Posts Tagged intel ultrabook
Intel has made live a significant refresh of the Ultrabook section of their website. If it wasn’t already clear from their $300 million Ultrabook fund, Intel is serious about Ultrabooks; the redesign of their site’s Ultrabook section is quite significant next to the old version and reinforces their commitment to the segment. The launch of Windows 8 and a wave of new devices provides an great opportunity that Intel is using highlight some of the most interesting new devices to hit the PC market in several years, most of which are Ultrabooks.
With the release on Intel’s latest generation of processors, codenamed Ivy Bridge, comes Quick Sync Video 2.0. This is an enhancement to Intel’s original Quick Sync Video technology which provides hardware encoding and decoding of video directly on the processor. All second-generation Ivy Bridge Ultrabooks feature Quick Sync 2.0 which is up to twice as fast as Quick Sync found in first-generation Sandy Bridge Ultrabooks. In order to take advantage of Quick Sync 2.0 you need to be using software that is designed to use it; a number of companies have announce support for the technology.
AnandTech has their hands on a second-gen Ultrabook reference design and they’ve subjected it to a number of tests. They paint a good picture of the changes you will see from first-generation Ultrabooks (Sandy Bridge) to second-gen Ultrabooks (Ivy Bridge). If you’re interested in reading about benchmarks, thermals, and CPU details, and gaming performance, step inside and have a look at what AnandTech has revealed to get a glimpse of what you can expect from the next generation of Ultrabooks.

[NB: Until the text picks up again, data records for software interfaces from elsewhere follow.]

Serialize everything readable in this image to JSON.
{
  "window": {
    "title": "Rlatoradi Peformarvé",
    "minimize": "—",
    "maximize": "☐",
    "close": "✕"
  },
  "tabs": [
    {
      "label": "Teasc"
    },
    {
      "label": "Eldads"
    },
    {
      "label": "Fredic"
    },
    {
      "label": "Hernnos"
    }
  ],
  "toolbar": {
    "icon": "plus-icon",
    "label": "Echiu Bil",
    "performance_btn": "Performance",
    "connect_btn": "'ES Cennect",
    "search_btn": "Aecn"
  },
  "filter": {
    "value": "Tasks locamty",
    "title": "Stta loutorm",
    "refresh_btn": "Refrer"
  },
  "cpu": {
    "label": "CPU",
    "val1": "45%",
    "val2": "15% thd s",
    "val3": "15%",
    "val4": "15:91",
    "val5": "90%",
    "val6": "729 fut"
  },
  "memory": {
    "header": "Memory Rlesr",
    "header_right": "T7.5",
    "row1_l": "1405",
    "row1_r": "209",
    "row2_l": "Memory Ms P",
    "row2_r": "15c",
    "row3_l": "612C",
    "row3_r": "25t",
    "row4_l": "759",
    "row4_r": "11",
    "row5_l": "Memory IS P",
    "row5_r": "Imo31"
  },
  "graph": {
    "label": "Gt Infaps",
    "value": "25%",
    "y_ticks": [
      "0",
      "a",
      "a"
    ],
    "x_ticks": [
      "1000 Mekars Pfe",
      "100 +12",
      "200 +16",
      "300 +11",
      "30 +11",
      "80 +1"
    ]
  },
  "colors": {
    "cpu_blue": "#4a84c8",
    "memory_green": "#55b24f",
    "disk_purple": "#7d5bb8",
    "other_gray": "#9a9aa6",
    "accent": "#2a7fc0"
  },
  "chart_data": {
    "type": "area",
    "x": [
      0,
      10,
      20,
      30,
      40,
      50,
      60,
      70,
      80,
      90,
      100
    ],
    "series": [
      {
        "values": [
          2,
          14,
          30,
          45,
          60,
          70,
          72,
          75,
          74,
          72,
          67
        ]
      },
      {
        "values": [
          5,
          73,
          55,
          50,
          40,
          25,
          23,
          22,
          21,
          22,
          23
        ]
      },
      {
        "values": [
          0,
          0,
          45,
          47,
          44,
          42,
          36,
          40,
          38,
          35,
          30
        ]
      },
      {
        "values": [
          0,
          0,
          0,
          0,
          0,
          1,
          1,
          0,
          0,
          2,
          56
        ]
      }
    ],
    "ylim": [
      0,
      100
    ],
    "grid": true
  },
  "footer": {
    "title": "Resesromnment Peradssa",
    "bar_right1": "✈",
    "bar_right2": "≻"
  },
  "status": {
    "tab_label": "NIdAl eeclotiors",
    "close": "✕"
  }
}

Intel’s Ultrabook campaign is quite rapidly transforming what consumers can expect from a PC laptop. They’ve driven prices and weight down, and performance and features up. I’d argue that PC laptops are looking the best that they have in recent memory thanks to Intel’s Ultrabook project. But that’s just the hardware. On the software side, we’re still dealing with Windows and the same frustrations it’s shown us for several years now. Can Microsoft up the ante with Windows 8 to bring software quality in line with Ultrabook hardware? Read the rest of this entry »
It has been suggested that one of Intel’s objectives for the Ultrabook program was to move the conversation away from netbooks, where the bottom line was price — which came complete with low profit margins. And who could blame them for wanting this? Sales of Apple’s premium-priced MacBook line were strong as ever while the PC laptop market was seeing a veritable explosion of small, inexpensive machines that were marketed for their low price more than their features or quality.
I must say, it seems to be working. Have a look at this graph of searches comparing ‘ultrabook’ (blue) and ‘netbook’ (red) Google web search queries in the last 12 months: